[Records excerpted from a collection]
━━━━━━━━━━━━━━━━

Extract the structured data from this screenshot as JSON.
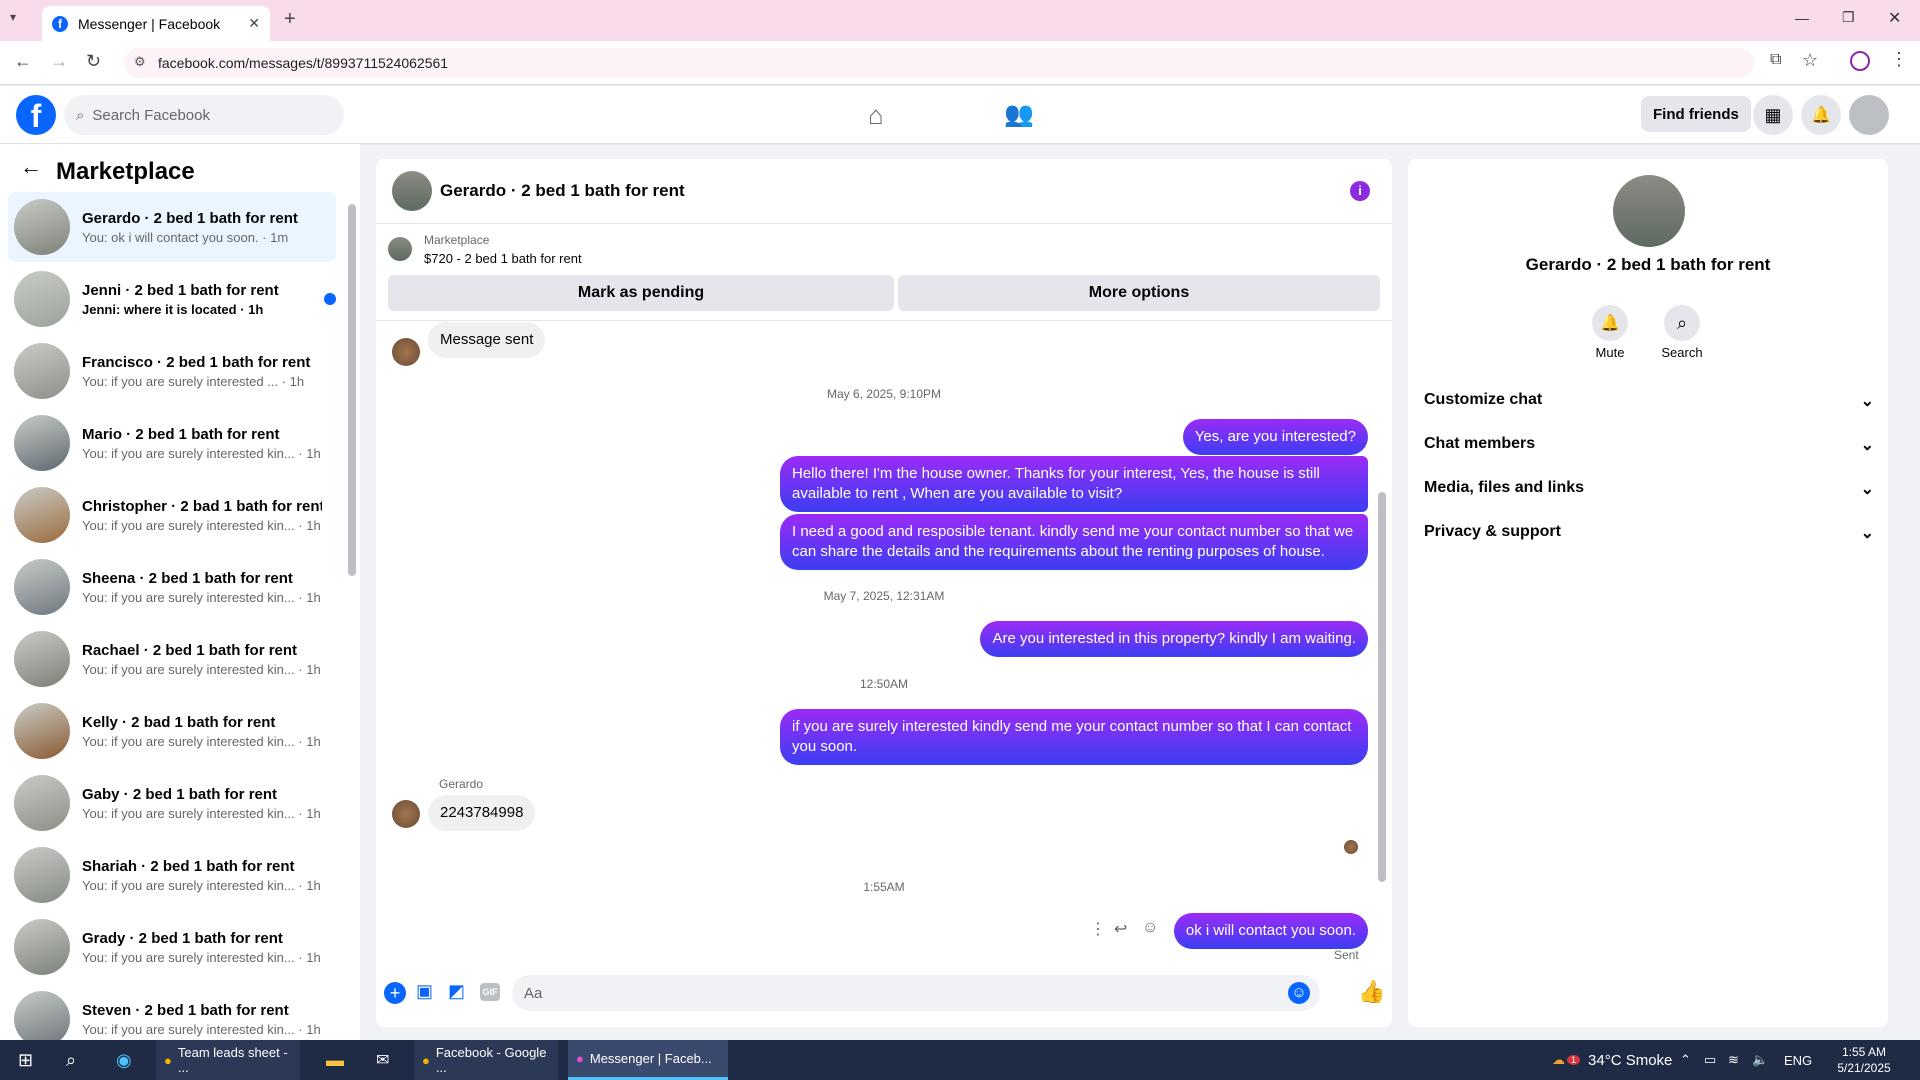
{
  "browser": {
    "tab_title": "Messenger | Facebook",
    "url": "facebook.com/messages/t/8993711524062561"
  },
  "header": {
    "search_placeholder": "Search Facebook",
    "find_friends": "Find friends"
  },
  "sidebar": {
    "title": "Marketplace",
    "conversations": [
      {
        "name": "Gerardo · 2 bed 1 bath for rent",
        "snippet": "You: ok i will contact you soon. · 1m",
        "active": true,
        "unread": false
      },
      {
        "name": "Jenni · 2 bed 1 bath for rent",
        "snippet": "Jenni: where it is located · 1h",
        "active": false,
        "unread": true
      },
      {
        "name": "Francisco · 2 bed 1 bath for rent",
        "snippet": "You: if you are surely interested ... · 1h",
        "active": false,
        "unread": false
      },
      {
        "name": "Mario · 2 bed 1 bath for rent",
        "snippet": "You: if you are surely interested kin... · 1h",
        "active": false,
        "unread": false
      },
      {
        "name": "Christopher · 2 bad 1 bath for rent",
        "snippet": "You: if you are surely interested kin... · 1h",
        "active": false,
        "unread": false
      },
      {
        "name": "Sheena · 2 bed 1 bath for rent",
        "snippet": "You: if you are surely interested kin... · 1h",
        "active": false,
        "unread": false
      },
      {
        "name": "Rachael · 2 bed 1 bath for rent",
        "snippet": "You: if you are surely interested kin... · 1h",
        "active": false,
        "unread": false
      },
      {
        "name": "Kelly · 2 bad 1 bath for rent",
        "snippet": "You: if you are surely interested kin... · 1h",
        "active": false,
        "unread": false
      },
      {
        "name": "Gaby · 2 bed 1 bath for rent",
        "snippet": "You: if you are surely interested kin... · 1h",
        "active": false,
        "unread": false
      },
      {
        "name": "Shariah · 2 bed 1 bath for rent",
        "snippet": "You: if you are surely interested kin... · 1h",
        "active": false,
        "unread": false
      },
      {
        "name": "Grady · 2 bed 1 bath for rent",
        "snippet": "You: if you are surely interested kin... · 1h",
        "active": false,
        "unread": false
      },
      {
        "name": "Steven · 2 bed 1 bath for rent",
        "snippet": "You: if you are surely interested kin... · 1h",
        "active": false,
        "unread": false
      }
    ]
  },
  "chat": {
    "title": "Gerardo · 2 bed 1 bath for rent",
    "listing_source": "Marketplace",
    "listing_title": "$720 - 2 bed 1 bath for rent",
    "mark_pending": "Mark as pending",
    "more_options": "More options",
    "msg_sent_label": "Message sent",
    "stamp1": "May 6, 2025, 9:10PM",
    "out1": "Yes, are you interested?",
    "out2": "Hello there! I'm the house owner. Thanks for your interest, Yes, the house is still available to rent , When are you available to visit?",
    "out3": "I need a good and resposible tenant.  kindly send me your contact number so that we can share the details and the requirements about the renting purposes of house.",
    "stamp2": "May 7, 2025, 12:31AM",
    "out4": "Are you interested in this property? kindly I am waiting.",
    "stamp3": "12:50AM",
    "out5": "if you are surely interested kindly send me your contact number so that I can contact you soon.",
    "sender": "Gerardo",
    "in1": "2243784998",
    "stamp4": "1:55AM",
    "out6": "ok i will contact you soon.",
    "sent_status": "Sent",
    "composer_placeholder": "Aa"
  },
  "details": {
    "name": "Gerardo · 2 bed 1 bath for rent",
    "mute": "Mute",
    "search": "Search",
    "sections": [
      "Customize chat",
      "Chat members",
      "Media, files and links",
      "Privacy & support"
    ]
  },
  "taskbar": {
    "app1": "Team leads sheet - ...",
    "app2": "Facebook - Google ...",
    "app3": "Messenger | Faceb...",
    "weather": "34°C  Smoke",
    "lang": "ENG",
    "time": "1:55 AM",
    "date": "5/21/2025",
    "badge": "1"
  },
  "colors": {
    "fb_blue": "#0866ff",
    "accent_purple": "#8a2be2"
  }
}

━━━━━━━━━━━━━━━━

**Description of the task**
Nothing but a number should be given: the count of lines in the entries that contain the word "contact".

**Output of the task**
4